   <p>This p tag is NOT immediately following a H2 tag.</p>
   <h2>Howdy! This is another H2 tag.</h2>
   <p>This p tag is after another H2 tag and gets formatted.</p>

With this CSS combinator in effect, you will receive the following results on the HTML page.

As you can see, the rules for the adjacent sibling selector are followed just as written.

The CSS General Sibling Selector

The last CSS combinator to cover is the other sibling option, the general sibling selector. This CSS combinator acts in a similar fashion to the adjacent sibling selector, however it does not follow the same strict rule whereby the styling effect does not continue onward.

The general sibling selector follows through on all elements under the targeted HTML element selected. This means that if another element tag interrupts the direct adjacent flow, the style rules can still follow through.

Syntax of the CSS General Sibling Selector

To get a better grasp on what that flow interruption looks like, check out the following HTML code.

  <h2>I am heading tag!</h2>
  <p>I am paragraph tag 1.</p>
    <p>I am a paragraph tag inside a button!</p>
  <p>I am paragraph tag 2.</p>
  <p>I am paragraph tag 3.</p>
  <h3>I am another heading tag!</h3>
  <p>I am paragraph tag 4.</p>

To get a better grasp on what that flow interruption looks like, check out the following HTML code.

You can see that all the elements are wrapped between the div tag. There are four paragraphs located inside the div. Three of them are located after the button tag. They will be the intended targets of the CSS styling.  

Now you can see how the general sibling selector is used in CSS. To use this CSS combinator, you will have to insert the tilde (~) character.
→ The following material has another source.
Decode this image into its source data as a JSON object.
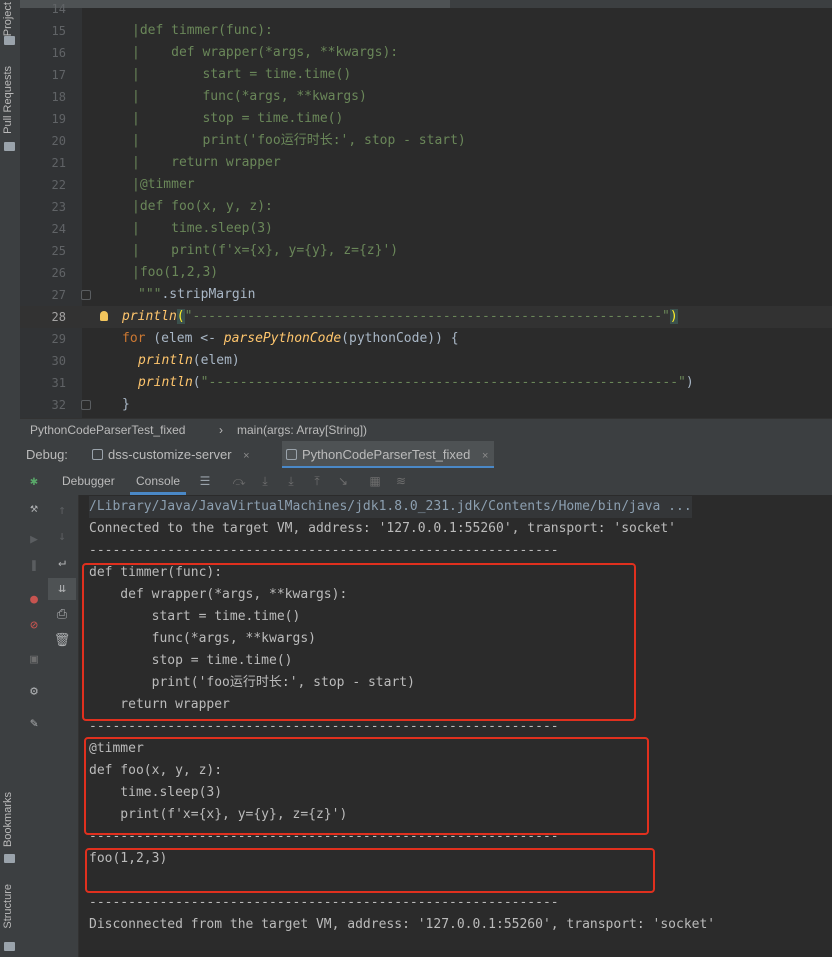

You first state the selected top element. Then you add a space and insert the tilde. Add another space and state the target element to style. See the CSS code example below for reference.

button ~ p {
  color: blue;
  font-family: sans-serif;
  font-weight: bold;

In the code example above, the button element is called as the starting point for the styling effect. The tilde symbol lets the browser know you are intending to style with the general sibling selector CSS method. 

In this effect, all paragraph elements that come after the button element will receive the applied style values. This provides the following HTML output shown below.

As you can see in the example image, the styling rules for the paragraph tags remained in effect even though a heading tag interrupted the “flow” of the rule. If the adjacent sibling CSS selector was used instead, paragraph number four would not have been styled.

CSS Combinators Are Great, What Do I Learn Now?

Being able to style your HTML with refined ability in CSS is a wonderful skill to have in your toolkit. As you move forward with every new skill in CSS you will find having even just one new option opens up a wealth of style ability. 

Combining these CSS options with other web design skills such as adding shadows or even building a web form provides a great springboard for you to strengthen your skillset into real world applications. Not to mention it paves the way to a nice portfolio of work as well.

Thankfully, Udacity blogs cover a wide range of web design skills that can help you pump that digital muscle up! There are content hubs on topics such as HTML, CSS, and JavaScript with easy to follow tutorials for beginners. Each one grows with new content as well to keep you supplied with great material to learn from. Whatever path you choose, it is bound to make you a better you in the end.


Why stop at just web development? The power of programming is empowering people to do even more with their designs. If you are looking to advance your career,  take the first steps by learning to code. Having these skills can help you open doors to those new professional possibilities. Enroll in Udacity’s Intro to Programming Nanodegree today to start the journey.

Start Learning